- Recorded data -
»»

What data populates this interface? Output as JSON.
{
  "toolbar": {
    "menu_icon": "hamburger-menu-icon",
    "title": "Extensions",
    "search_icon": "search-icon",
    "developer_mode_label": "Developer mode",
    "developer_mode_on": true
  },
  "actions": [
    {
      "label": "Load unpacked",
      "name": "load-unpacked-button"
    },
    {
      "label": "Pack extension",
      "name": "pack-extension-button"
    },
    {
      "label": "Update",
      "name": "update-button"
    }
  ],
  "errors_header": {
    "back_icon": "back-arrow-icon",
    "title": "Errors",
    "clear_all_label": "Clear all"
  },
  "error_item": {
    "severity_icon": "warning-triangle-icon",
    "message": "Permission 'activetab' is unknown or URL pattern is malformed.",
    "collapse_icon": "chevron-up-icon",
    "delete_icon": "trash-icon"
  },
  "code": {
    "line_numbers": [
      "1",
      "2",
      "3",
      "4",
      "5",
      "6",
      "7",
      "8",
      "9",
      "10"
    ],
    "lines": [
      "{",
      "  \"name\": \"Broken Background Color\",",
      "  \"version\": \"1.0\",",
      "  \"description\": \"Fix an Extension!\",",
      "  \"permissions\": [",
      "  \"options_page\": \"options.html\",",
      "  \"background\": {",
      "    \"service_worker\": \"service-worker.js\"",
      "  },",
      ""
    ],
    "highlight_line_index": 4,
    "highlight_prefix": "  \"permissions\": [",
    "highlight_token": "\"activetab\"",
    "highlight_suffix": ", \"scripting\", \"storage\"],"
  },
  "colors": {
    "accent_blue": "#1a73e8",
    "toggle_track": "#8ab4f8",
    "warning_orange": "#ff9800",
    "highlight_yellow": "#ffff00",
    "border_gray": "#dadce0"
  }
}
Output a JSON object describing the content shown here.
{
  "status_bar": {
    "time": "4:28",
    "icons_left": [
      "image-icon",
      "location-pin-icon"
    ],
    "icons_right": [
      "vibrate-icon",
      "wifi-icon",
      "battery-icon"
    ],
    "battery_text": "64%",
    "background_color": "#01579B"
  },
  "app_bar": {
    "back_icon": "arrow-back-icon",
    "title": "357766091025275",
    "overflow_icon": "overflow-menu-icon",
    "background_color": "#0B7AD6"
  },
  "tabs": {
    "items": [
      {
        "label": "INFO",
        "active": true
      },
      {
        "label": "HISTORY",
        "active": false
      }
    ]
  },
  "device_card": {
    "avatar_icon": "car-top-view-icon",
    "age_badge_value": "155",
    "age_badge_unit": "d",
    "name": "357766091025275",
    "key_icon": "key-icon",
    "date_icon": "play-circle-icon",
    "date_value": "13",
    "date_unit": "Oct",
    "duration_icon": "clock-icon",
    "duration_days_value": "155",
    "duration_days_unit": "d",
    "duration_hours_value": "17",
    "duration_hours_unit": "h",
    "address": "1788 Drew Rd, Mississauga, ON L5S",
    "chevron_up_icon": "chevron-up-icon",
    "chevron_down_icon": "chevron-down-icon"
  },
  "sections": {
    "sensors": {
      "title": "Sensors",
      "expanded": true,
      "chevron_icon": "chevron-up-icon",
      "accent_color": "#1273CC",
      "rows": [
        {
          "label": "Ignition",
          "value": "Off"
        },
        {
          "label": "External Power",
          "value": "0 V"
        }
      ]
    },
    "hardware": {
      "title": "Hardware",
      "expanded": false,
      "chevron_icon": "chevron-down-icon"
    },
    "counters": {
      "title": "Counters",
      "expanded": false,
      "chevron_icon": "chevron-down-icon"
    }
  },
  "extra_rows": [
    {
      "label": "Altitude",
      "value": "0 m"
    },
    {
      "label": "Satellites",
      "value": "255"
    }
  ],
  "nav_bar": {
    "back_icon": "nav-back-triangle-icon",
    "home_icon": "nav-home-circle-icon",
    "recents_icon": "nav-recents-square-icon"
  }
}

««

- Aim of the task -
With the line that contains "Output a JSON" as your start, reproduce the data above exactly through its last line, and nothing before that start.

- Result of this exercise -
Output a JSON object describing the content shown here.
{
  "status_bar": {
    "time": "4:28",
    "icons_left": [
      "image-icon",
      "location-pin-icon"
    ],
    "icons_right": [
      "vibrate-icon",
      "wifi-icon",
      "battery-icon"
    ],
    "battery_text": "64%",
    "background_color": "#01579B"
  },
  "app_bar": {
    "back_icon": "arrow-back-icon",
    "title": "357766091025275",
    "overflow_icon": "overflow-menu-icon",
    "background_color": "#0B7AD6"
  },
  "tabs": {
    "items": [
      {
        "label": "INFO",
        "active": true
      },
      {
        "label": "HISTORY",
        "active": false
      }
    ]
  },
  "device_card": {
    "avatar_icon": "car-top-view-icon",
    "age_badge_value": "155",
    "age_badge_unit": "d",
    "name": "357766091025275",
    "key_icon": "key-icon",
    "date_icon": "play-circle-icon",
    "date_value": "13",
    "date_unit": "Oct",
    "duration_icon": "clock-icon",
    "duration_days_value": "155",
    "duration_days_unit": "d",
    "duration_hours_value": "17",
    "duration_hours_unit": "h",
    "address": "1788 Drew Rd, Mississauga, ON L5S",
    "chevron_up_icon": "chevron-up-icon",
    "chevron_down_icon": "chevron-down-icon"
  },
  "sections": {
    "sensors": {
      "title": "Sensors",
      "expanded": true,
      "chevron_icon": "chevron-up-icon",
      "accent_color": "#1273CC",
      "rows": [
        {
          "label": "Ignition",
          "value": "Off"
        },
        {
          "label": "External Power",
          "value": "0 V"
        }
      ]
    },
    "hardware": {
      "title": "Hardware",
      "expanded": false,
      "chevron_icon": "chevron-down-icon"
    },
    "counters": {
      "title": "Counters",
      "expanded": false,
      "chevron_icon": "chevron-down-icon"
    }
  },
  "extra_rows": [
    {
      "label": "Altitude",
      "value": "0 m"
    },
    {
      "label": "Satellites",
      "value": "255"
    }
  ],
  "nav_bar": {
    "back_icon": "nav-back-triangle-icon",
    "home_icon": "nav-home-circle-icon",
    "recents_icon": "nav-recents-square-icon"
  }
}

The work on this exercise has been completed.